→ **Instructions for the task**:
Down to the last character, write out the records below.

#### Data shown ####

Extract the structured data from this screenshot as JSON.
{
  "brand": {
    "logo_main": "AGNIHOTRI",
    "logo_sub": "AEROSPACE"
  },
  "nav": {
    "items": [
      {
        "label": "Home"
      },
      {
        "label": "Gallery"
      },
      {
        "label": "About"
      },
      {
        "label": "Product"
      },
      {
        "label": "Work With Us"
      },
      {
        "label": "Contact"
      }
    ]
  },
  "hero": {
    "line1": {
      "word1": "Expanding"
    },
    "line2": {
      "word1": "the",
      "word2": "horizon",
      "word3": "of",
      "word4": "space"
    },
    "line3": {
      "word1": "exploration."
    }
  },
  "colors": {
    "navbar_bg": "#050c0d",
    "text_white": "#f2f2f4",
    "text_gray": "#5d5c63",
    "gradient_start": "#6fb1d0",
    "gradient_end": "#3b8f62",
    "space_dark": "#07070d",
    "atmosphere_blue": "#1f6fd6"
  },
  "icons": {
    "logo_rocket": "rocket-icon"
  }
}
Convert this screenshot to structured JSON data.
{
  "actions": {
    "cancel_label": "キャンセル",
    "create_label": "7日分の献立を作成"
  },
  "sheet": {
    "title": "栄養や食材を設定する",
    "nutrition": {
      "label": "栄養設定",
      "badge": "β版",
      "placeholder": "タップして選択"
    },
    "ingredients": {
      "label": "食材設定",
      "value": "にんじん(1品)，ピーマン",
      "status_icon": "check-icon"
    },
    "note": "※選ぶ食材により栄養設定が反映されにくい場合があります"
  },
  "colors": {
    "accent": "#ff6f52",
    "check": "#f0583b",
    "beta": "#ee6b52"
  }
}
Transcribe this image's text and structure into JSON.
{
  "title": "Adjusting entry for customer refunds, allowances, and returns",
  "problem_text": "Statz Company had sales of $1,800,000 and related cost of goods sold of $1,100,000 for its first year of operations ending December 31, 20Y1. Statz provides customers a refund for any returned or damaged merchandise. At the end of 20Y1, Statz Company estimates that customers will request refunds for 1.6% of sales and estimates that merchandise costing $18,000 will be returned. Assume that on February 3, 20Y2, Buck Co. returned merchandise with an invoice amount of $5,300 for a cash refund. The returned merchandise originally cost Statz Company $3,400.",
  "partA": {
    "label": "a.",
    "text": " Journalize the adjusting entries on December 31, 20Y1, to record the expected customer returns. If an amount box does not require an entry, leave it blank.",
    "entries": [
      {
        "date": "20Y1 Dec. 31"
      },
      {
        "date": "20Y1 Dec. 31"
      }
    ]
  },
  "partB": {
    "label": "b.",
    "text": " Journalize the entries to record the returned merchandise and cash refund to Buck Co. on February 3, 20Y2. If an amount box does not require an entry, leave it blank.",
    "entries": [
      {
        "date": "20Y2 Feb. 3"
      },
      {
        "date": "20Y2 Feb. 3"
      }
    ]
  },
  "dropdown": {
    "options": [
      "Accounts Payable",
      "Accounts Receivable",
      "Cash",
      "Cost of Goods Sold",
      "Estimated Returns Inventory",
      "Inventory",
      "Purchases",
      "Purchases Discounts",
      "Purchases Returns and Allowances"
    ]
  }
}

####

→ **Output below**:
Extract the structured data from this screenshot as JSON.
{
  "brand": {
    "logo_main": "AGNIHOTRI",
    "logo_sub": "AEROSPACE"
  },
  "nav": {
    "items": [
      {
        "label": "Home"
      },
      {
        "label": "Gallery"
      },
      {
        "label": "About"
      },
      {
        "label": "Product"
      },
      {
        "label": "Work With Us"
      },
      {
        "label": "Contact"
      }
    ]
  },
  "hero": {
    "line1": {
      "word1": "Expanding"
    },
    "line2": {
      "word1": "the",
      "word2": "horizon",
      "word3": "of",
      "word4": "space"
    },
    "line3": {
      "word1": "exploration."
    }
  },
  "colors": {
    "navbar_bg": "#050c0d",
    "text_white": "#f2f2f4",
    "text_gray": "#5d5c63",
    "gradient_start": "#6fb1d0",
    "gradient_end": "#3b8f62",
    "space_dark": "#07070d",
    "atmosphere_blue": "#1f6fd6"
  },
  "icons": {
    "logo_rocket": "rocket-icon"
  }
}
Convert this screenshot to structured JSON data.
{
  "actions": {
    "cancel_label": "キャンセル",
    "create_label": "7日分の献立を作成"
  },
  "sheet": {
    "title": "栄養や食材を設定する",
    "nutrition": {
      "label": "栄養設定",
      "badge": "β版",
      "placeholder": "タップして選択"
    },
    "ingredients": {
      "label": "食材設定",
      "value": "にんじん(1品)，ピーマン",
      "status_icon": "check-icon"
    },
    "note": "※選ぶ食材により栄養設定が反映されにくい場合があります"
  },
  "colors": {
    "accent": "#ff6f52",
    "check": "#f0583b",
    "beta": "#ee6b52"
  }
}
Transcribe this image's text and structure into JSON.
{
  "title": "Adjusting entry for customer refunds, allowances, and returns",
  "problem_text": "Statz Company had sales of $1,800,000 and related cost of goods sold of $1,100,000 for its first year of operations ending December 31, 20Y1. Statz provides customers a refund for any returned or damaged merchandise. At the end of 20Y1, Statz Company estimates that customers will request refunds for 1.6% of sales and estimates that merchandise costing $18,000 will be returned. Assume that on February 3, 20Y2, Buck Co. returned merchandise with an invoice amount of $5,300 for a cash refund. The returned merchandise originally cost Statz Company $3,400.",
  "partA": {
    "label": "a.",
    "text": " Journalize the adjusting entries on December 31, 20Y1, to record the expected customer returns. If an amount box does not require an entry, leave it blank.",
    "entries": [
      {
        "date": "20Y1 Dec. 31"
      },
      {
        "date": "20Y1 Dec. 31"
      }
    ]
  },
  "partB": {
    "label": "b.",
    "text": " Journalize the entries to record the returned merchandise and cash refund to Buck Co. on February 3, 20Y2. If an amount box does not require an entry, leave it blank.",
    "entries": [
      {
        "date": "20Y2 Feb. 3"
      },
      {
        "date": "20Y2 Feb. 3"
      }
    ]
  },
  "dropdown": {
    "options": [
      "Accounts Payable",
      "Accounts Receivable",
      "Cash",
      "Cost of Goods Sold",
      "Estimated Returns Inventory",
      "Inventory",
      "Purchases",
      "Purchases Discounts",
      "Purchases Returns and Allowances"
    ]
  }
}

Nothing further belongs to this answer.